EXERCISE AIM
Among the lines below, copy each one in which "icon" appears.

EXERCISE INPUTS START

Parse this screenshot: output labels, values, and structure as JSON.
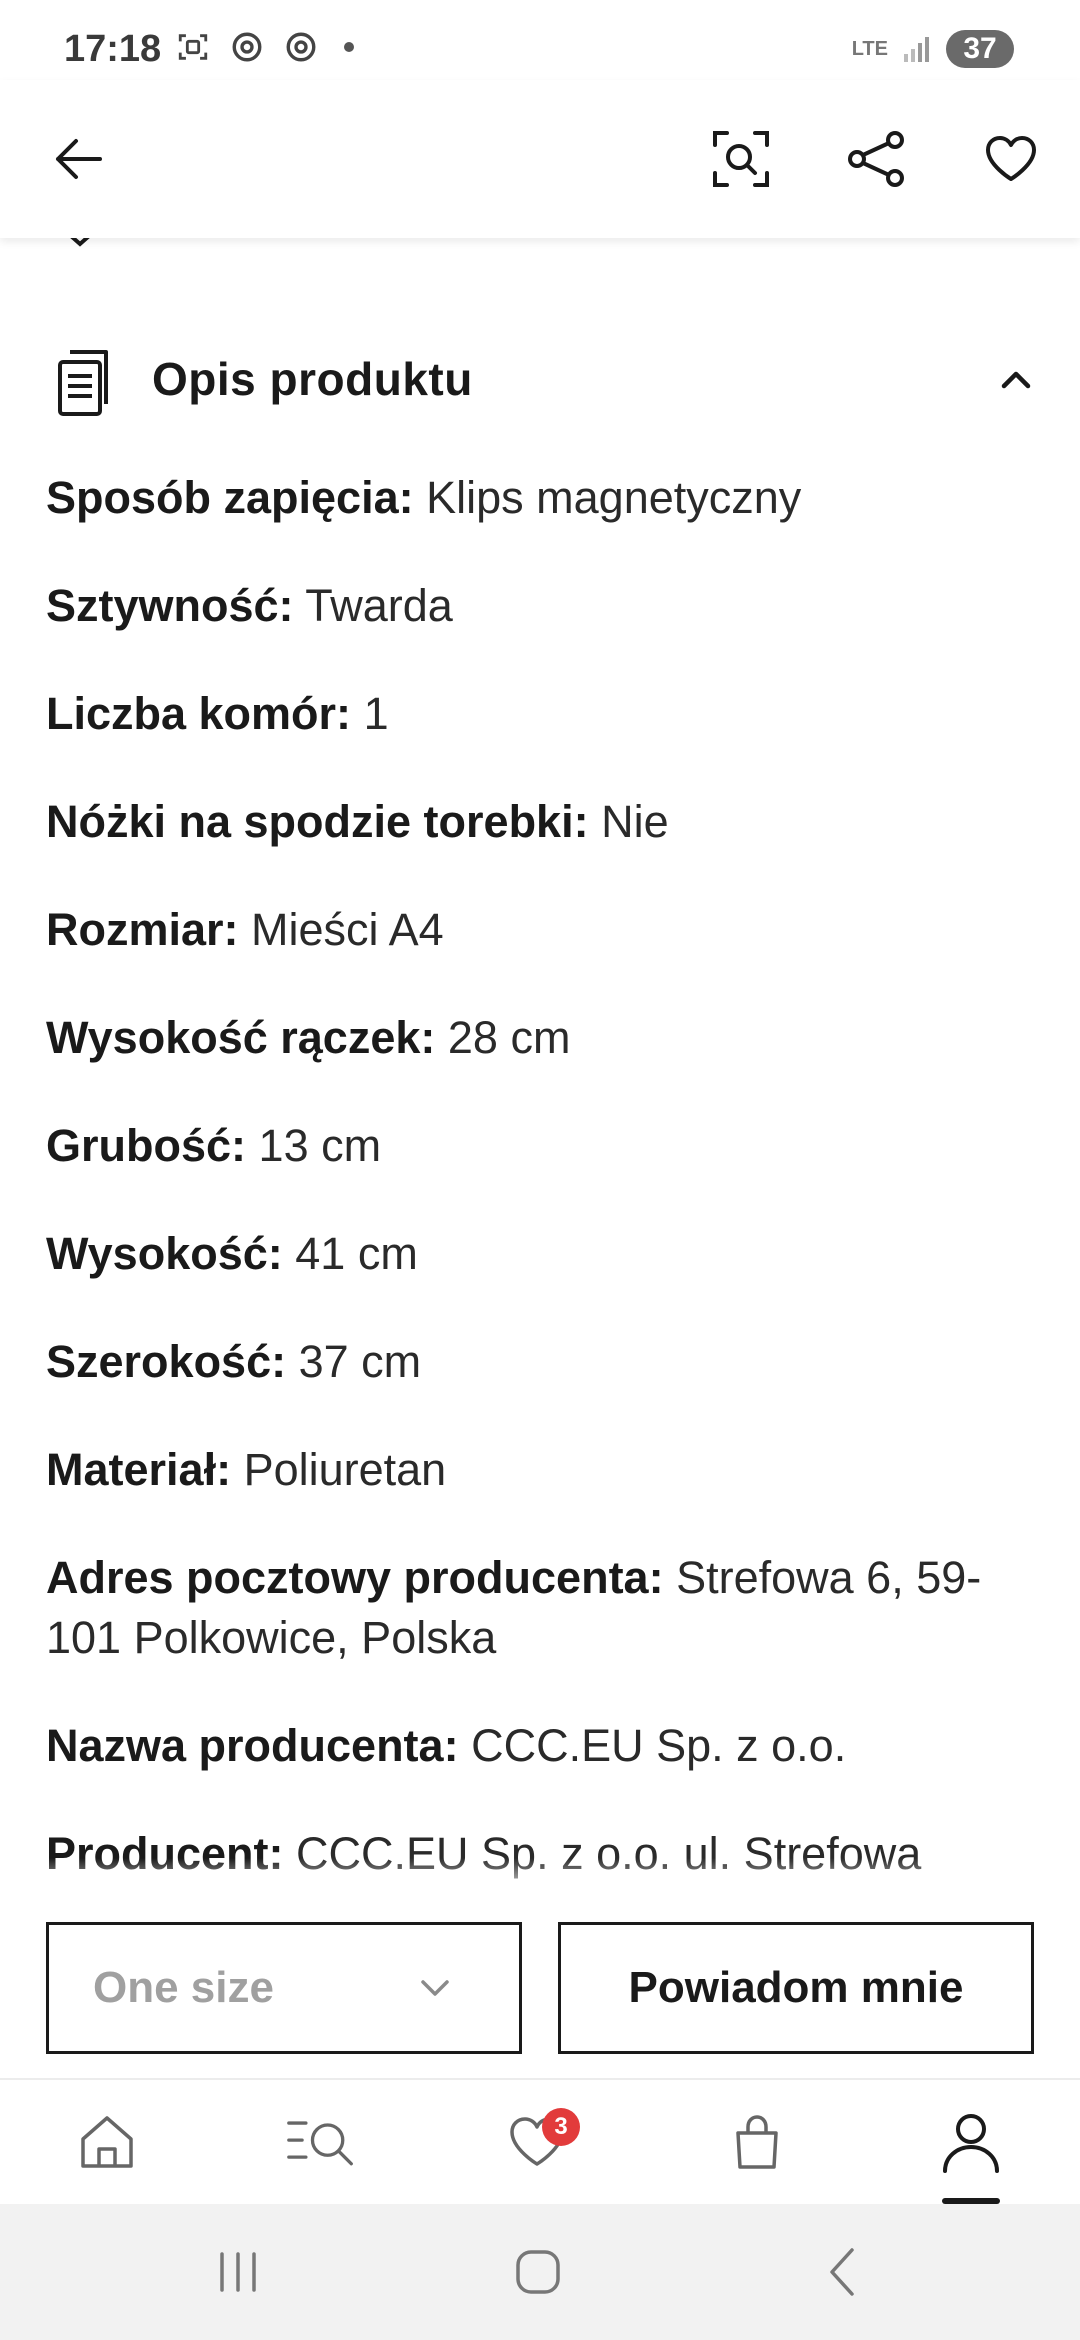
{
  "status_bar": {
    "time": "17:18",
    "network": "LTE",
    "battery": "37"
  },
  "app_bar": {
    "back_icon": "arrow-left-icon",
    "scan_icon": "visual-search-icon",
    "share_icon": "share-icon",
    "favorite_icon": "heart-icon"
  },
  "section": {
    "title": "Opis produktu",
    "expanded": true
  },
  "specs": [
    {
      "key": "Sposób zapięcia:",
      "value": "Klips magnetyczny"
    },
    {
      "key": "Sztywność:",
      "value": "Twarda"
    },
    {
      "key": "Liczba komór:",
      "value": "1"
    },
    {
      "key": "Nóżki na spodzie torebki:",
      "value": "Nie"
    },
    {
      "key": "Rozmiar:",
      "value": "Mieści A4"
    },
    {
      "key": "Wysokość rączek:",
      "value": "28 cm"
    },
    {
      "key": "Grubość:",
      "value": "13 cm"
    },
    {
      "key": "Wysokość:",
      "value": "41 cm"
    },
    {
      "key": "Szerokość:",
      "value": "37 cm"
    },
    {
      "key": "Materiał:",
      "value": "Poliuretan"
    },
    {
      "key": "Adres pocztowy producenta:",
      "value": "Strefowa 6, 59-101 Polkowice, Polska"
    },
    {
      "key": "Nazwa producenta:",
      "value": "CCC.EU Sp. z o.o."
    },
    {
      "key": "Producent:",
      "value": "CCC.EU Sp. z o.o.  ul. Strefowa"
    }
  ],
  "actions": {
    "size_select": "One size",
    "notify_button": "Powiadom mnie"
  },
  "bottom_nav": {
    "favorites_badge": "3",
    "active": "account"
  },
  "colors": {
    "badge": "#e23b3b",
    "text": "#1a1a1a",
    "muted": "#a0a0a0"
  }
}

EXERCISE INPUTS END
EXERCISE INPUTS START

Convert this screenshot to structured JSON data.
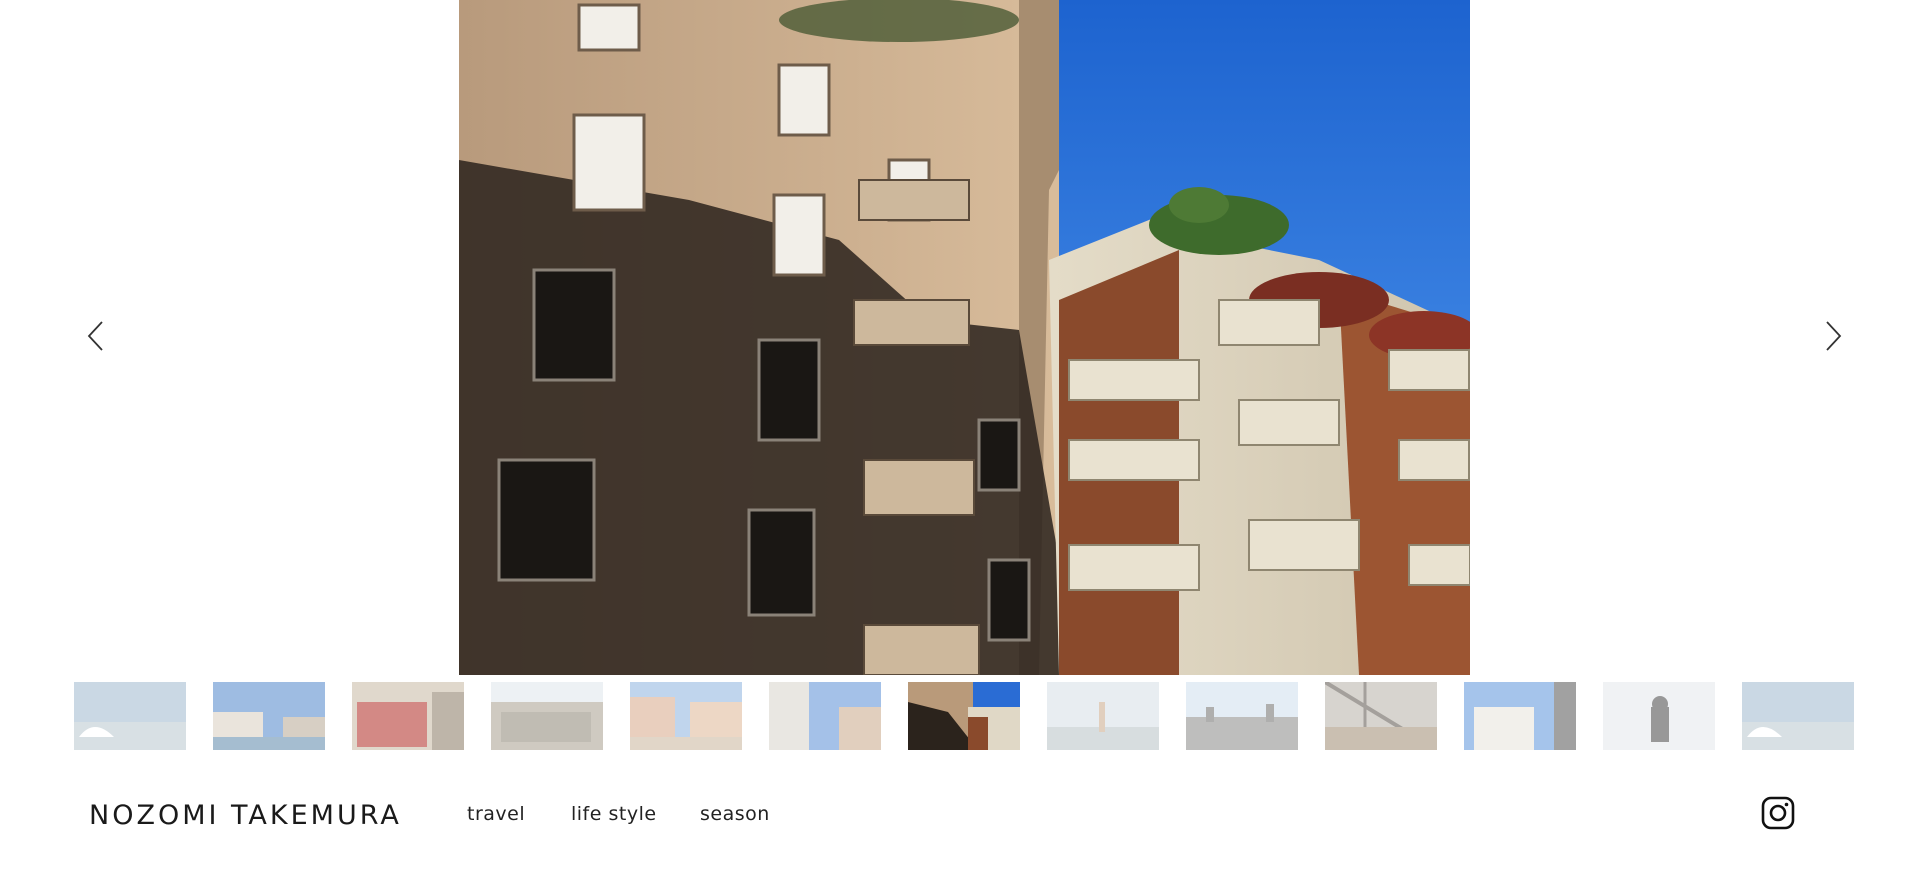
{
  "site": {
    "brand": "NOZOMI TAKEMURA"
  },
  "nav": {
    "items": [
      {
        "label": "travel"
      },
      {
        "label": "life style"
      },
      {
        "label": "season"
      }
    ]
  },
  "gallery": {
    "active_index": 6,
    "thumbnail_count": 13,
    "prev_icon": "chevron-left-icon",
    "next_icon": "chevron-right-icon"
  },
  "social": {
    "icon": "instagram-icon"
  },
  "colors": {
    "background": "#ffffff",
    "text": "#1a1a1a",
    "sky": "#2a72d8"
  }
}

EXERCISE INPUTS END

OUTPUT OF THE TASK
    "back_icon": "arrow-left-icon",
    "scan_icon": "visual-search-icon",
    "share_icon": "share-icon",
    "favorite_icon": "heart-icon"
    "prev_icon": "chevron-left-icon",
    "next_icon": "chevron-right-icon"
    "icon": "instagram-icon"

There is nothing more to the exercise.